I’ve begun to write about applying permaculture design principles not only to gardenspaces, but also to the lives we lead outside of our gardens. The first thing that occurred to me was that people do this all of the time.
Mary Catherine Bateson has spent a good part of her life writing about this: “composing a life” she has called it. Composing a permaculture garden. Composing a life. They go together for me.
In her stories of real people, she tells of those who have moved through different stages of life with trepidation and wonder, with reverence, often in community and interdependence, with compassion and deep observation, creatively composing their lives. She tells her own story too.
That’s a tough act for a woman like me to follow, lost and wandering working class kid, although I certainly understand the duo of trepidation and wonder.
I didn’t so much compose a life as bounce around in a life seeking moments of contentment.
I was born into chaos and spent years trying to understand how to manage it.
I know now you don’t manage chaos. Somehow you flow through it.
Don’t ask me today how that’s done.
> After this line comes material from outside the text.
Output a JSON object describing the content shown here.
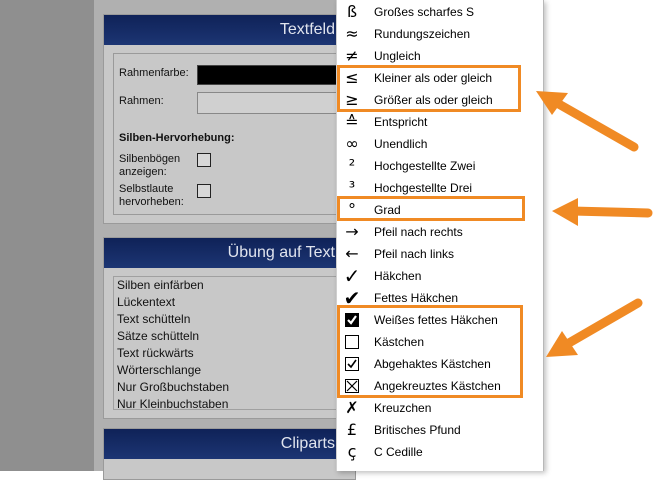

Maybe it’s one of those things that’s known only in the doing.
Somehow, early in my life I made a choice to navigate in tandem. I suspect I always thought my chances of survival were better that way.
I ended my relationship with my college studies in tandem. I fled Ohio for the West Coast directly after that in tandem.
I searched out a partner after each young breakup, one quite involved and painful. Common law marriage of five years my dad called it. Live-ins we called it.
It would be too simple to say I couldn’t face living alone. It would, believe me.
I did live alone at times but never for long.
I traveled back to Ohio alone and back out to Hermosa Beach in tandem.
I made babies in tandem. And I do not know how that marriage lasted as long as it did. I’m stubborn. Persistent. And willing to live in denial. Was willing to live in denial. Was.
It’s a tiny fraction of my adult life I spent single. And I don’t always feel single, since I live harmoniously enough with any number of my offspring at any given time. But I’m no longer part of a couple the way I have been, in one form or another, since my teens.
Four years ago my personal chaos began to hit a peak. And it all accelerated three years ago.
Sometime in the intervening years, I floated through some kind of narrow strait in the flow and arrived at a spot where I don’t feel the chaos as much as observe it.
Sometimes I know that’s because I’m numb. Sometimes I know it’s because I’m moving along into something new. It’s both. It’s each one at different turns. Your guess is as good as mine.
I’m one of those people who escaped the pain of a difficult divorce through work. Work in the classroom, work on my dissertation (did I ever mention feeling a bit lost after the graduation?), working on research, working in my orchard and gardens, working on writing. Working on figuring out what comes next. Working.
When I begin to ruminate, two things help. Working and vacating. Short vacations with my younger kids are my go-to these days. At least then I can stop working. I call that balance. And for me, you have to trust me here, this is balance. I suppose those are the yin and yang of my life: working the active, driving force and vacating, the quiet, dark moonlit rest.
Over the weekend I began to write about how permaculture principles, for some of us, begin to apply to all of life and not only our gardenspaces when we practice them.
Here they are again:
Observe and interact; catch and store energy; obtain a yield; apply self-regulation and accept feedback; use and value renewable resources and services; produce no wastes; design from patterns to details; integrate rather than segregate; use small and slow solutions; use and value diversity; use edges and value the marginal; creatively use and respond to change.
It got complicated.
I began looking at the origins of agriculture.
I began to do mind maps on spiritual ecology.
And I felt pain.
I began to re-live some parts of my divorce that I’m not sure I want to post here.
I’ve already written them down, so they’re exorcised. Again. That’s a demon that keeps coming around. Begone. For good.
Maybe I’ll rework those thoughts and post them. They connect with permaculture principle #4. We can “apply self-regulation and accept feedback” when we have problem in relationships. We can chose not to do so. You can see where this might go.
You might want to try these:
Bateson, Mary Catherine. (1989). Composing a life. New York: Grove Press.
Bateson, Mary Catherine. (2010). Composing a further life. New York: Knopf.